*What to produce*. Only lines with the word "JSON" are needed; collect each of them from the listing below.
========================
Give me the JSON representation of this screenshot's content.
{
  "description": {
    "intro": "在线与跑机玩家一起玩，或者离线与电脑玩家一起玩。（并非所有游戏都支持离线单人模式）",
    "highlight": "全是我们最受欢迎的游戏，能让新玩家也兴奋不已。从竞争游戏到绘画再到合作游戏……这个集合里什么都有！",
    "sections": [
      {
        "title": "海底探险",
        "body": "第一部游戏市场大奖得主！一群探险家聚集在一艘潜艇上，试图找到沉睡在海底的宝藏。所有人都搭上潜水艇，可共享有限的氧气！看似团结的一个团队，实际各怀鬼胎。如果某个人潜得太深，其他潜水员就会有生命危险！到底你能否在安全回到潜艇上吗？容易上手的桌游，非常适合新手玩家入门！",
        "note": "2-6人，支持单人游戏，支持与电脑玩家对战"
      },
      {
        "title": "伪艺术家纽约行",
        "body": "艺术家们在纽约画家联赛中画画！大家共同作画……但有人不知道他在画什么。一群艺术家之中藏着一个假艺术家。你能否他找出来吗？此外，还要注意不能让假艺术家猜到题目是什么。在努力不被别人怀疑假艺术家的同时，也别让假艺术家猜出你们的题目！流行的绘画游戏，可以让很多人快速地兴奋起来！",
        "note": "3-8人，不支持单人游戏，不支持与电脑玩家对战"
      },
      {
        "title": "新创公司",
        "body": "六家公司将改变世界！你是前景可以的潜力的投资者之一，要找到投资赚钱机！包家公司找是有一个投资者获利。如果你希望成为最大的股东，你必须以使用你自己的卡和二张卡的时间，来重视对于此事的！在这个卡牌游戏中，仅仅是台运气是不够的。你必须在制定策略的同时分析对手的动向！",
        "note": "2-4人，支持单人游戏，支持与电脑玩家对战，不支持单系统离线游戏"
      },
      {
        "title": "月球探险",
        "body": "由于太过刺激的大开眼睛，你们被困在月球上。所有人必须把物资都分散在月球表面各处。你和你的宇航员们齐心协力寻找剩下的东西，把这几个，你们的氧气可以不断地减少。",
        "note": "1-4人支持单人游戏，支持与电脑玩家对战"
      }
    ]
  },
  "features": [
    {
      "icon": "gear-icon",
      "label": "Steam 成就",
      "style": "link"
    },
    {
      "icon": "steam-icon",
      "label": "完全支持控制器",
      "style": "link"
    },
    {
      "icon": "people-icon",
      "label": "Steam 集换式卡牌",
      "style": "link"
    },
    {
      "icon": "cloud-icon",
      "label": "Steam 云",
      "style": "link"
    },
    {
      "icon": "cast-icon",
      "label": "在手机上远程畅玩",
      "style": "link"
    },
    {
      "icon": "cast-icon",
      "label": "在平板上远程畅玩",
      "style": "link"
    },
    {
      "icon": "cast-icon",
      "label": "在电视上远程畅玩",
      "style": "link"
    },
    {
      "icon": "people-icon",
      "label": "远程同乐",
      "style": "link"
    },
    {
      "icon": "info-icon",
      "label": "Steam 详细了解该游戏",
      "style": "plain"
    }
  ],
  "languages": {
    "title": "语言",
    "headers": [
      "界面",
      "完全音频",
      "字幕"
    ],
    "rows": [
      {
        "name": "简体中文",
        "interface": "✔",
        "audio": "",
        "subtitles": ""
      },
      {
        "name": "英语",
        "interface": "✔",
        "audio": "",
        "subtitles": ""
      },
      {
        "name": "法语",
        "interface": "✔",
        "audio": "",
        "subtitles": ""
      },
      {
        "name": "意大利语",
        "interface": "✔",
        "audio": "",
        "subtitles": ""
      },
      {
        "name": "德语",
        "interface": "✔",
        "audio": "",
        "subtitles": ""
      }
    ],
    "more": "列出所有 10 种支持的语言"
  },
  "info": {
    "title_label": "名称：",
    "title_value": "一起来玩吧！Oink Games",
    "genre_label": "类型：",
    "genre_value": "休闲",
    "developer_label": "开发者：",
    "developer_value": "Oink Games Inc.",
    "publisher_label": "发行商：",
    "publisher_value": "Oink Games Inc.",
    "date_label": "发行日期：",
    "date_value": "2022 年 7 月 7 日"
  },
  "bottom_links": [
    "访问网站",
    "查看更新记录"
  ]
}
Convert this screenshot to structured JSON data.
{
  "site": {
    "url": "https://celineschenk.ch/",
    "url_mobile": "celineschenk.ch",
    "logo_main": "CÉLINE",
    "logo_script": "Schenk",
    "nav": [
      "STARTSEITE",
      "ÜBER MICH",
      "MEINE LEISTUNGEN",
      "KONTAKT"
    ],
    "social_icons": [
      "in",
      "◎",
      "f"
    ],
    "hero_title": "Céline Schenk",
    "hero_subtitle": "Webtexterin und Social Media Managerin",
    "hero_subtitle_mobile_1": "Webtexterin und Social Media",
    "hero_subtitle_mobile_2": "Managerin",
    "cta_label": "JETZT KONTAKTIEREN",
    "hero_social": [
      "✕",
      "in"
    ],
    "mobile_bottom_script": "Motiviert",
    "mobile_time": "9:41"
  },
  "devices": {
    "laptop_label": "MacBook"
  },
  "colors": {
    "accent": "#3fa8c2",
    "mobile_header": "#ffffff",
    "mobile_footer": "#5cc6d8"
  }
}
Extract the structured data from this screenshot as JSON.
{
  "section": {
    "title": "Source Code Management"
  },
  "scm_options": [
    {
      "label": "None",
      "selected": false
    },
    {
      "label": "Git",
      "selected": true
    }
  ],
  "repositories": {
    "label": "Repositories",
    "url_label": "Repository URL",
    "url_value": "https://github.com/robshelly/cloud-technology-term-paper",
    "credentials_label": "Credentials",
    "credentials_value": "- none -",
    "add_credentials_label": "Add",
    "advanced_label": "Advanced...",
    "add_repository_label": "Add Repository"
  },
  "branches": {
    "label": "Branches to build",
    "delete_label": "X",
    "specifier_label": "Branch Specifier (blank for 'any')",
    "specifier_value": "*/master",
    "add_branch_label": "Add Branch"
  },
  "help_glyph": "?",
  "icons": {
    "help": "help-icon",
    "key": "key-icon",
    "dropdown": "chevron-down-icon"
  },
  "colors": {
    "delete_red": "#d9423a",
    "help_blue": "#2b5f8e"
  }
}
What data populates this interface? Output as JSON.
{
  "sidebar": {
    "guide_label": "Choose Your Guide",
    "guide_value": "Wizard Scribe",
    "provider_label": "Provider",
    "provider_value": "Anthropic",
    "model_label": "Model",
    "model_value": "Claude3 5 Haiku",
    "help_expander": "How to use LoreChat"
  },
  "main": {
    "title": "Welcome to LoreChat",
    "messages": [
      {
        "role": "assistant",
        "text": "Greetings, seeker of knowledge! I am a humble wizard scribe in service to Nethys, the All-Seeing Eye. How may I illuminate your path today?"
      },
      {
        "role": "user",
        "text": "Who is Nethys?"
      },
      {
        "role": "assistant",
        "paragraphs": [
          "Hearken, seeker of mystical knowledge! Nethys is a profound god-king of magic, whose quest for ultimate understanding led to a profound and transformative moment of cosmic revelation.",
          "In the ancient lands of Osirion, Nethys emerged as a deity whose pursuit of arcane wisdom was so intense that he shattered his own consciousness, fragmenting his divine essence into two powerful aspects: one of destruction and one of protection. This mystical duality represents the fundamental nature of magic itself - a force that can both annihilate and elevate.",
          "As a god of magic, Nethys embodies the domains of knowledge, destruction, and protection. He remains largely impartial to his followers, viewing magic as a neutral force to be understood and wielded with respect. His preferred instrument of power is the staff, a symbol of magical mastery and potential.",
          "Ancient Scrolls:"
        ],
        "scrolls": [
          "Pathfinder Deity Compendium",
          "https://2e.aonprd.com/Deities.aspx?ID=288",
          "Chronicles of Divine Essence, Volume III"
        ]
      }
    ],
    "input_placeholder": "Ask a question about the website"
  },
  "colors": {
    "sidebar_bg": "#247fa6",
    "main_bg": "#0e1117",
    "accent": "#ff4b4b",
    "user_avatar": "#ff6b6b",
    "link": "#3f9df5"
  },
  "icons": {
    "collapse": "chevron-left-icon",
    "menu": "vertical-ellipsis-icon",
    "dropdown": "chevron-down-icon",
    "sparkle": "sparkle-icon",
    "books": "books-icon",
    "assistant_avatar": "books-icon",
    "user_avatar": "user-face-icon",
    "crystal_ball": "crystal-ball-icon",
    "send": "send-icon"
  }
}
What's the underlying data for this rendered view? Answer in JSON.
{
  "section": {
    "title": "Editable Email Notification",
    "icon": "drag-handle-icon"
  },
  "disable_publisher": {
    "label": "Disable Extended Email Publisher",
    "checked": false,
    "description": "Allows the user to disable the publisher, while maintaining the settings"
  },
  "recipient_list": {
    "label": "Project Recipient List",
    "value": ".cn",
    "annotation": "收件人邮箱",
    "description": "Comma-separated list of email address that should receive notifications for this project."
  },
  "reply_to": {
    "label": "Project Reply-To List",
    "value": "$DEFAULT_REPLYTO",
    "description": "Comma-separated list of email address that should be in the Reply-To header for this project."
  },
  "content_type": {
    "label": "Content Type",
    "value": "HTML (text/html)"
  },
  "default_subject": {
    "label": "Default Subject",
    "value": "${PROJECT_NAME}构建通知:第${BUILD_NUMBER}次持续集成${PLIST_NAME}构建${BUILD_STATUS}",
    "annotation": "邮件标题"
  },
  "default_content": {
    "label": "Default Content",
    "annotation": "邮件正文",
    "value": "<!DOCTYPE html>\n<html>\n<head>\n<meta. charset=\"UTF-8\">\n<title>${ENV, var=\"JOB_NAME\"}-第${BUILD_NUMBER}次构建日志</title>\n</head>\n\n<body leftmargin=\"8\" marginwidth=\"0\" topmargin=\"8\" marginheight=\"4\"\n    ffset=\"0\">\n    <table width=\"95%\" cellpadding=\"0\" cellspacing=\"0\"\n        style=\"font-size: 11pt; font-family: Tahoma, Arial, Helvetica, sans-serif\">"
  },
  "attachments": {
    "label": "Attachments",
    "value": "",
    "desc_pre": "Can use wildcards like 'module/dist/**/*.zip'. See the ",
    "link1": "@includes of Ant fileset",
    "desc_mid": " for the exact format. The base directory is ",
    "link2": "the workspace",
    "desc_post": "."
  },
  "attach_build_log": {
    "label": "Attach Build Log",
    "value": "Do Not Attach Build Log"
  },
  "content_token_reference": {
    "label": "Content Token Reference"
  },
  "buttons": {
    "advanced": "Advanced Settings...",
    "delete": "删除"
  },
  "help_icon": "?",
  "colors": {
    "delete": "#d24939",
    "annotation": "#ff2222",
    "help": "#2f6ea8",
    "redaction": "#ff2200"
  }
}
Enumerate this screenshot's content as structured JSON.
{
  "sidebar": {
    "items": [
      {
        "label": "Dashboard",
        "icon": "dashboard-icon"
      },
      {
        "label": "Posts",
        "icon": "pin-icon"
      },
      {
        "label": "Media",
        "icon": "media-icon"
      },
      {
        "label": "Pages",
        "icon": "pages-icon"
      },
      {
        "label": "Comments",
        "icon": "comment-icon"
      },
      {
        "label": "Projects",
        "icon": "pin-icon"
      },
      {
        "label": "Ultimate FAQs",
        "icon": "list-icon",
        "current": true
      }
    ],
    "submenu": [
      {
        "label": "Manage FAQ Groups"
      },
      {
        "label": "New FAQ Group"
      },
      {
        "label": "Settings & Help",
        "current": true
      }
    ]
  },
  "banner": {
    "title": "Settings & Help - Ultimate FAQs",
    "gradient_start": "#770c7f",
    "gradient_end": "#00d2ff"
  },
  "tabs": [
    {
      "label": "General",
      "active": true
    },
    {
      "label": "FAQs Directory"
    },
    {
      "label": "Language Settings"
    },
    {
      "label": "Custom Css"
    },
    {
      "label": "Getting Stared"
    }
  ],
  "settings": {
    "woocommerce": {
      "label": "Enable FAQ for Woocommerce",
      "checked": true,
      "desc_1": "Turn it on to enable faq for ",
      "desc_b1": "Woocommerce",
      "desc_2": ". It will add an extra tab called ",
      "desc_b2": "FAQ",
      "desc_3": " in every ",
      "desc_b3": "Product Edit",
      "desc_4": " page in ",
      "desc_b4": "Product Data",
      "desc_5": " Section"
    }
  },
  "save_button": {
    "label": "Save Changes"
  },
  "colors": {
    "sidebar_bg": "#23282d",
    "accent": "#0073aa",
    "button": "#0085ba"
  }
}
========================
*Answer space*.
Give me the JSON representation of this screenshot's content.
Convert this screenshot to structured JSON data.
Extract the structured data from this screenshot as JSON.
What data populates this interface? Output as JSON.
What's the underlying data for this rendered view? Answer in JSON.
Enumerate this screenshot's content as structured JSON.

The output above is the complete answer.